◆ **Your goal**
Below are records. Count every line containing the word "accent" and give the number alone.

[Website and app data records]
===
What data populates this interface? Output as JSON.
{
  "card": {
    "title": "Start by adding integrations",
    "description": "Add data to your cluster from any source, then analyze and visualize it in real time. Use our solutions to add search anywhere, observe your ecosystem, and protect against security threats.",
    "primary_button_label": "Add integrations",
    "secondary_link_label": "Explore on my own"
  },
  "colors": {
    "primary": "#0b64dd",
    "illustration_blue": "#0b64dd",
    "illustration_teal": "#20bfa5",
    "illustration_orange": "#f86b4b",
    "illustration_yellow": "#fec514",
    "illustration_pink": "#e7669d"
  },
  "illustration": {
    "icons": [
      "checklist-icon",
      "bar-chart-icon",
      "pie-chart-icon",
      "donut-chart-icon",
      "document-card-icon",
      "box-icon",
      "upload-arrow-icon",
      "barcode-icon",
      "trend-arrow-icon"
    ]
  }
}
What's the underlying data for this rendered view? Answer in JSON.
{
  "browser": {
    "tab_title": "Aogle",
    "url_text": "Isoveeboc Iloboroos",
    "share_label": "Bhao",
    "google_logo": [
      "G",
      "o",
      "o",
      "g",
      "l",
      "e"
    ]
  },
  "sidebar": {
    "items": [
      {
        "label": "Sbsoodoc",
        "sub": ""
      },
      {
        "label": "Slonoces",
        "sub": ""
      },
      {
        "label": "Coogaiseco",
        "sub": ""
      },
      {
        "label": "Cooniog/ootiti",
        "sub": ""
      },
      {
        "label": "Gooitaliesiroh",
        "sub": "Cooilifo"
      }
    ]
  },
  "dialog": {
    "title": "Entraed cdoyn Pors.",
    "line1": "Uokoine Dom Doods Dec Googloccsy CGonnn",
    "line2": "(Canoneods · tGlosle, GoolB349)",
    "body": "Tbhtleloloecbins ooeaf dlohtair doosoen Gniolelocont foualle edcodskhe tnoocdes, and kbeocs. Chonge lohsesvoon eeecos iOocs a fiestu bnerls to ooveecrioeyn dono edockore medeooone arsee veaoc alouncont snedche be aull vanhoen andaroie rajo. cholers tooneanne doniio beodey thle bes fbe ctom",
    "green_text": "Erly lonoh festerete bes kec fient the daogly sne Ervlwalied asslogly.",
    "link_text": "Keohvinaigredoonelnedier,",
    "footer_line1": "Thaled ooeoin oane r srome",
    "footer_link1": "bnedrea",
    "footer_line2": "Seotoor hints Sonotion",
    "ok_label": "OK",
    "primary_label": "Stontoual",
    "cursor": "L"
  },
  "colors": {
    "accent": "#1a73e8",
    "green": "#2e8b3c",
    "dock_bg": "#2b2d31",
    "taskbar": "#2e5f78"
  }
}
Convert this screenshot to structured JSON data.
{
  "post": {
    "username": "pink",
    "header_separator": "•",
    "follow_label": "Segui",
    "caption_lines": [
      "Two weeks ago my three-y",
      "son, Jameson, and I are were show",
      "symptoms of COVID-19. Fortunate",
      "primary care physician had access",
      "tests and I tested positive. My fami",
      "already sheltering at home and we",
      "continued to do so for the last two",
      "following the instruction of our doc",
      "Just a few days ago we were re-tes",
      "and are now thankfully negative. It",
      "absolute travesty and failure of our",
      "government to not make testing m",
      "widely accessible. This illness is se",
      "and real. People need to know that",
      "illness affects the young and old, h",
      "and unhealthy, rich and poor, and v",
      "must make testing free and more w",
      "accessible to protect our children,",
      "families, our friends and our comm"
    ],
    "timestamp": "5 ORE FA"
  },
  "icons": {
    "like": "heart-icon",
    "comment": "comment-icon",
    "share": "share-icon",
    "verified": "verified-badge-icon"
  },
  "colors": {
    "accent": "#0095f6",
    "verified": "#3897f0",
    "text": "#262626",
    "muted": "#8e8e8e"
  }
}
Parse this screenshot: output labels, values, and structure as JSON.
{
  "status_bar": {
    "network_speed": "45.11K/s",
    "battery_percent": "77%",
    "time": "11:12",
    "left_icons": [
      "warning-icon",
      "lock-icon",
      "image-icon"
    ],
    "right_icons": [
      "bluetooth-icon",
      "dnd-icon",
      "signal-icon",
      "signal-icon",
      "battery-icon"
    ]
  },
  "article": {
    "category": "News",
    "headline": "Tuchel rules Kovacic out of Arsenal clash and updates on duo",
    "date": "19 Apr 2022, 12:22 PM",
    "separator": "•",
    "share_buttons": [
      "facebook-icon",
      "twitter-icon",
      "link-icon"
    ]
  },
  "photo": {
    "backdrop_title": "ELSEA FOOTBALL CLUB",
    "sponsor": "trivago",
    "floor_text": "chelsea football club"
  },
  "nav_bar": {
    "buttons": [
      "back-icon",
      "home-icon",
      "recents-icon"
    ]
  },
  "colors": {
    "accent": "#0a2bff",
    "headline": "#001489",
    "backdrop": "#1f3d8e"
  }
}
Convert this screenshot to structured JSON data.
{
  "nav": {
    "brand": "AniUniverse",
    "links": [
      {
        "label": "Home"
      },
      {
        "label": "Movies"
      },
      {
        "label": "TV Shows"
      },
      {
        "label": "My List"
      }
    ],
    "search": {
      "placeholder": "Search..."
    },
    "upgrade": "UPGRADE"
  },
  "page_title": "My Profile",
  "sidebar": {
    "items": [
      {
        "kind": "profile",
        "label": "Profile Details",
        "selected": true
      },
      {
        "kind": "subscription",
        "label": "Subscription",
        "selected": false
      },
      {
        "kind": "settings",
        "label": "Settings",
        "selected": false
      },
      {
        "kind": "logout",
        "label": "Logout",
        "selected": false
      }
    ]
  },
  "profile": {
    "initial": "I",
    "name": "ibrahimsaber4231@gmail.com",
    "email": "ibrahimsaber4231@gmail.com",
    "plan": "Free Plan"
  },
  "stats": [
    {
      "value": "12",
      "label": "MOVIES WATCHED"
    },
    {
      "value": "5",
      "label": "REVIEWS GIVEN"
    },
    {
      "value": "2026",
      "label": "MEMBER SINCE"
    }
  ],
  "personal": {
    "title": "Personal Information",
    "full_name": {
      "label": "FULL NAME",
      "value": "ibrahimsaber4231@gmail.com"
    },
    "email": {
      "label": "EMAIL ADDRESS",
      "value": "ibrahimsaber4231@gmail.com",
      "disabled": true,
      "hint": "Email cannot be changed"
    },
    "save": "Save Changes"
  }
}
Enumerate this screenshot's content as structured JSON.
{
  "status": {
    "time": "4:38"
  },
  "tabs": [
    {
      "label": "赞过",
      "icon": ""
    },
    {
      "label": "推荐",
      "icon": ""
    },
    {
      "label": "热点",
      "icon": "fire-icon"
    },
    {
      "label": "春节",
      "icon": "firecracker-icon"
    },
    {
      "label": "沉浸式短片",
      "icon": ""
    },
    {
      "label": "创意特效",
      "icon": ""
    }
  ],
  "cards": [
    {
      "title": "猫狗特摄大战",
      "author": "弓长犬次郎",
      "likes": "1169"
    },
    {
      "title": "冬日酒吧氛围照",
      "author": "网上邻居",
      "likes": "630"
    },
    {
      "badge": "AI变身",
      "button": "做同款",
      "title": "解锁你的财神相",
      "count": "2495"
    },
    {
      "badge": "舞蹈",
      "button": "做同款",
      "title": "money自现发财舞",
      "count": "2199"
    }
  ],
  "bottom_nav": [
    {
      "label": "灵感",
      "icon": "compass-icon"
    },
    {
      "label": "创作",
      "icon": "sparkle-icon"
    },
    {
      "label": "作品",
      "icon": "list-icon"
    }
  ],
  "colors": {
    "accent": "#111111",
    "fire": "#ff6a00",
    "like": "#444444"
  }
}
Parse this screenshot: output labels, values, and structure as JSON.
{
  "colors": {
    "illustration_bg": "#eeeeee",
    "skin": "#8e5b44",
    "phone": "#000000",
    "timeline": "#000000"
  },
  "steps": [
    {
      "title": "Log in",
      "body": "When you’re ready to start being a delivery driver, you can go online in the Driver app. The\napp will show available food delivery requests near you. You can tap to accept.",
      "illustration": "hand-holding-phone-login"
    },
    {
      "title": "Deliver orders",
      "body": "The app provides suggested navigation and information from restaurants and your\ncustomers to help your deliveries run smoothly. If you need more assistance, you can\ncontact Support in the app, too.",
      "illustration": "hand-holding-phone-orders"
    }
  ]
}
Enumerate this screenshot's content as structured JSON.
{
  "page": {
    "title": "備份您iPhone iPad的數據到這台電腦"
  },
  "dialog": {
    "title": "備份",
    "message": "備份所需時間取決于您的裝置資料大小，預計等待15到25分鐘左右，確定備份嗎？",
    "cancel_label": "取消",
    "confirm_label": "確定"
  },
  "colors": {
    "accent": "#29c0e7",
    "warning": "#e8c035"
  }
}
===
◆ **Your response**
5